Balance in discussion

Moving on from theory, this week we will be reading some works that I think should generate a good discussion. Format wise, we'll go around the class and each of you can share your thoughts from the reading, so bring your response if that will help.

I also wanted to share some reflections on class discussions from my days as a student that may be of help to you. In any group there will be those who speak more and those who speak less. This might involve issues of personality, gender, language (i.e. non-native English speakers), social culture, group culture, etc. To the extent that we can -- some variation is natural -- it's worthwhile to try to achieve balance. Unfortunately, I think I tend toward the extremes -- speaking a lot or hardly at all! But I discovered two strategies that help me.

In classes in which the reading was difficult or unmotivating, I figure that at least if I can come up with one decent comment or, even better, one good question that would be unique to me, I could still make a contribution to class. As a minimum, I've found this to be achievable.

In classes where I'm keen on the topic and have lots to say I try to be conscientious of the time I take. During the final presentations in a class I really enjoyed and talked a lot in, one student who had been silent throughout gave an extraordinary talk! I thought what a pity that he didn't say more. Clearly, he had a lot to contribute and didn't for whatever reason. One of my theories is perhaps he was slow to chime in. Literature on teaching recommends that if one asks a question of students, don't immediately answer it for fear of silence: take a couple of breaths, or even say "take two minutes to think about this." So my practice has been to pace myself, limit myself to three really good responses in class, and then make sure others have had plenty of time before jumping in -- if at all -- to contribute.
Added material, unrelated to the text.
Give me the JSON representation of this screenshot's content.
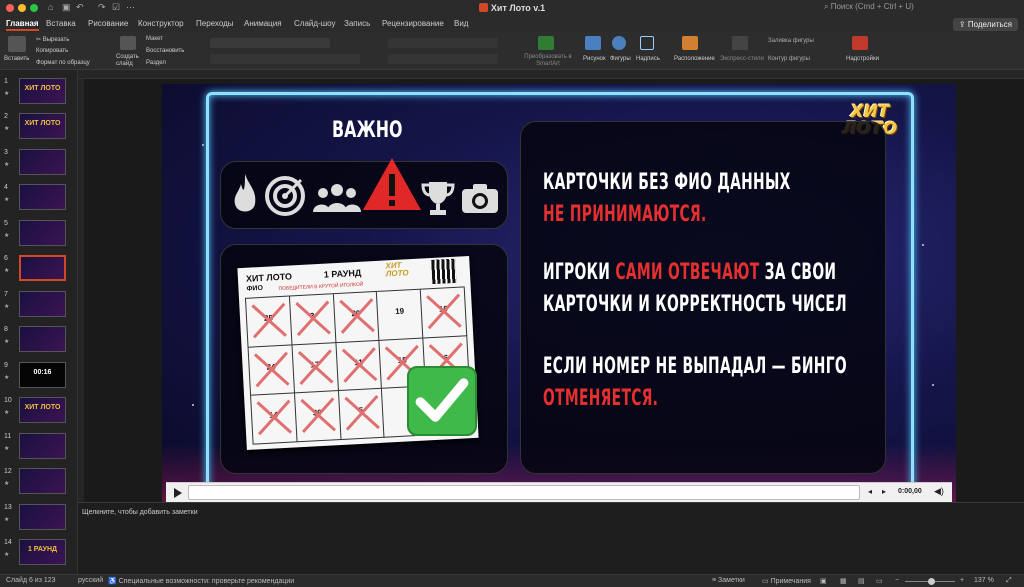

OK. That's the missive for this week. I'm looking forward to our next discussion!